Atrial natriuretic peptide (ANP) a cardiovascular hormone mainly secreted by heart atria in response to stretching forces induces potent diuretic, natriuretic and vasorelaxant effects and plays a major role in the homeostasis of blood pressure as well as of water and salt balance. The hormone can also act as autocrine/paracrine factor and modulate several immune functions as well as cytoprotective effects. ANP contributes to innate immunity being able to: (i) stimulate the host defense against extracellular microbes by phagocytosis and Reactive Oxygen Species (ROS) release; (ii) inhibit the synthesis and release of proinflammatory markers such as TNF-α, IL-1, MCP-1, nitric oxide (NO), cyclooxygenase-2 (COX-2); (iii) inhibit the expression of adhesion molecules such as ICAM-1 and E-selectin. ANP can also affect the adaptive immunity being able to: (i) reduce the number of CD4(+) CD8(+) lymphocytes as well as to increase the CD4(-) CD8(-) cells; (ii) stimulate the differentiation of naïve CD4(+) cells toward the Th2 and/or Th17 phenotype. The hormone shows protective effects during: (i) ventricular hypertrophy and myocardial injury; (ii) atherosclerosis and hypertension by the induction of antiproliferative effects; (iii) oxidative stress counteracting the dangerous effects of ROS; (iv) growth of tumors cells by the induction of apoptosis or necrosis. Since not much is known about of the role of ANP locally produced and released by non-cardiac cells, this review outlines the contribution of ANP in different aspect of innate as well as adaptive immunity also with respect to the excessive cell growth in physiological and/or pathological conditions.
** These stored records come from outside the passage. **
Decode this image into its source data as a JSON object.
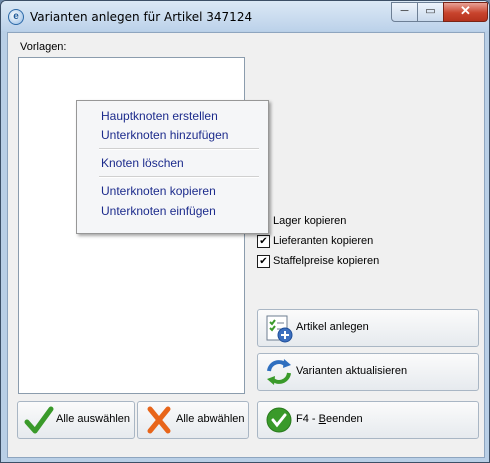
{
  "window": {
    "title": "Varianten anlegen für Artikel 347124",
    "app_icon_glyph": "e",
    "minimize_glyph": "─",
    "maximize_glyph": "▭",
    "close_glyph": "✕"
  },
  "vorlagen_label": "Vorlagen:",
  "context_menu": {
    "items": [
      "Hauptknoten erstellen",
      "Unterknoten hinzufügen",
      "Knoten löschen",
      "Unterknoten kopieren",
      "Unterknoten einfügen"
    ]
  },
  "options": {
    "lager_label": "Lager kopieren",
    "lieferanten_label": "Lieferanten kopieren",
    "lieferanten_checked": true,
    "staffelpreise_label": "Staffelpreise kopieren",
    "staffelpreise_checked": true,
    "check_glyph": "✔"
  },
  "buttons": {
    "artikel_anlegen": "Artikel anlegen",
    "varianten_aktualisieren": "Varianten aktualisieren",
    "alle_auswaehlen": "Alle auswählen",
    "alle_abwaehlen": "Alle abwählen",
    "beenden_prefix": "F4 - ",
    "beenden_underlined": "B",
    "beenden_rest": "eenden"
  },
  "colors": {
    "menu_text": "#1c2b8c",
    "close_button": "#c8442d",
    "check_green": "#3a9a2a",
    "cross_orange": "#e8651a"
  }
}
Keywords: Atrial natriuretic peptide; Cell proliferation; Cytokines; Cytoprotective effects; Reactive oxygen species.
Copyright © 2014 Elsevier Inc. All rights reserved.